[Interface dataset entries]
--*--

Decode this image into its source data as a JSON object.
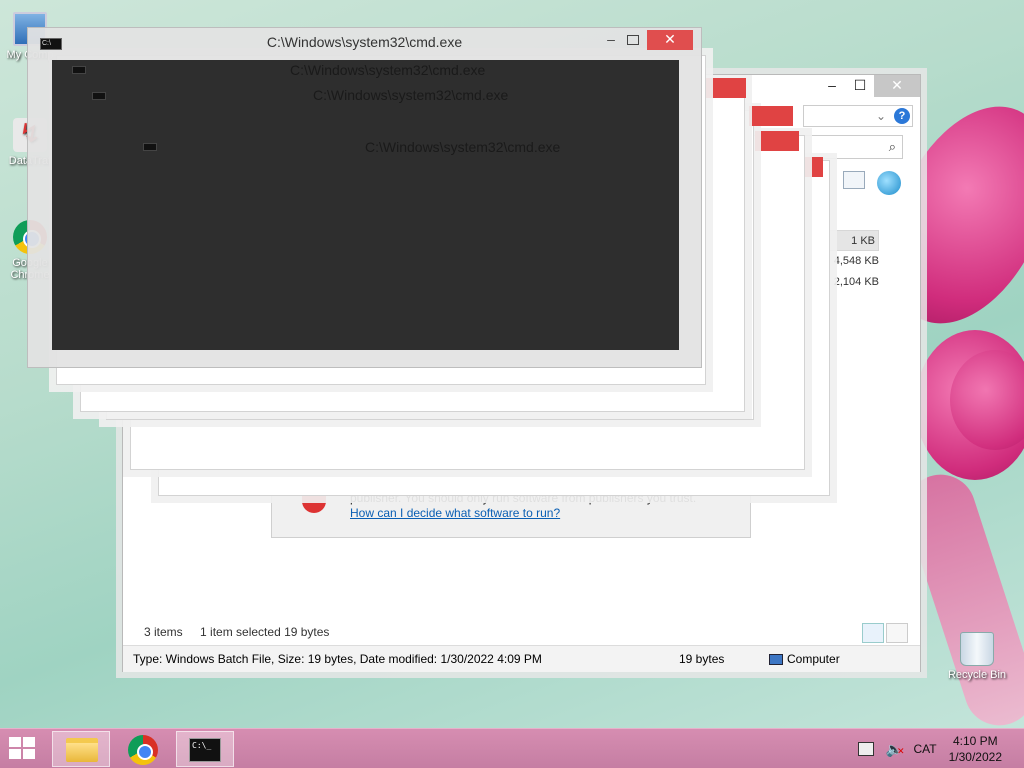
{
  "desktop": {
    "icons": [
      {
        "label": "My Comp",
        "icon": "computer-icon"
      },
      {
        "label": "DataTraf",
        "icon": "datatraffic-icon"
      },
      {
        "label": "Google Chrome",
        "icon": "chrome-icon"
      },
      {
        "label": "Recycle Bin",
        "icon": "recycle-bin-icon"
      }
    ]
  },
  "cmd": {
    "title": "C:\\Windows\\system32\\cmd.exe",
    "echo_titles": [
      "C:\\Windows\\system32\\cmd.exe",
      "C:\\Windows\\system32\\cmd.exe",
      "C:\\Windows\\system32\\cmd.exe"
    ],
    "minimize": "–",
    "close": "✕"
  },
  "explorer": {
    "minimize": "–",
    "maximize": "☐",
    "close": "✕",
    "help": "?",
    "file_sizes": [
      "1 KB",
      "4,548 KB",
      "2,104 KB"
    ],
    "status": {
      "items": "3 items",
      "selected": "1 item selected  19 bytes"
    },
    "details": {
      "type_info": "Type: Windows Batch File, Size: 19 bytes, Date modified: 1/30/2022 4:09 PM",
      "size": "19 bytes",
      "location": "Computer"
    }
  },
  "warning": {
    "text": "publisher. You should only run software from publishers you trust.",
    "link": "How can I decide what software to run?"
  },
  "taskbar": {
    "apps": [
      {
        "name": "File Explorer",
        "icon": "folder-icon"
      },
      {
        "name": "Google Chrome",
        "icon": "chrome-icon"
      },
      {
        "name": "Command Prompt",
        "icon": "cmd-icon"
      }
    ],
    "cmd_icon_text": "C:\\_",
    "language": "CAT",
    "time": "4:10 PM",
    "date": "1/30/2022"
  }
}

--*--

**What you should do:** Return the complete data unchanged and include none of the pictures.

**Answer below:**
Decode this image into its source data as a JSON object.
{
  "desktop": {
    "icons": [
      {
        "label": "My Comp",
        "icon": "computer-icon"
      },
      {
        "label": "DataTraf",
        "icon": "datatraffic-icon"
      },
      {
        "label": "Google Chrome",
        "icon": "chrome-icon"
      },
      {
        "label": "Recycle Bin",
        "icon": "recycle-bin-icon"
      }
    ]
  },
  "cmd": {
    "title": "C:\\Windows\\system32\\cmd.exe",
    "echo_titles": [
      "C:\\Windows\\system32\\cmd.exe",
      "C:\\Windows\\system32\\cmd.exe",
      "C:\\Windows\\system32\\cmd.exe"
    ],
    "minimize": "–",
    "close": "✕"
  },
  "explorer": {
    "minimize": "–",
    "maximize": "☐",
    "close": "✕",
    "help": "?",
    "file_sizes": [
      "1 KB",
      "4,548 KB",
      "2,104 KB"
    ],
    "status": {
      "items": "3 items",
      "selected": "1 item selected  19 bytes"
    },
    "details": {
      "type_info": "Type: Windows Batch File, Size: 19 bytes, Date modified: 1/30/2022 4:09 PM",
      "size": "19 bytes",
      "location": "Computer"
    }
  },
  "warning": {
    "text": "publisher. You should only run software from publishers you trust.",
    "link": "How can I decide what software to run?"
  },
  "taskbar": {
    "apps": [
      {
        "name": "File Explorer",
        "icon": "folder-icon"
      },
      {
        "name": "Google Chrome",
        "icon": "chrome-icon"
      },
      {
        "name": "Command Prompt",
        "icon": "cmd-icon"
      }
    ],
    "cmd_icon_text": "C:\\_",
    "language": "CAT",
    "time": "4:10 PM",
    "date": "1/30/2022"
  }
}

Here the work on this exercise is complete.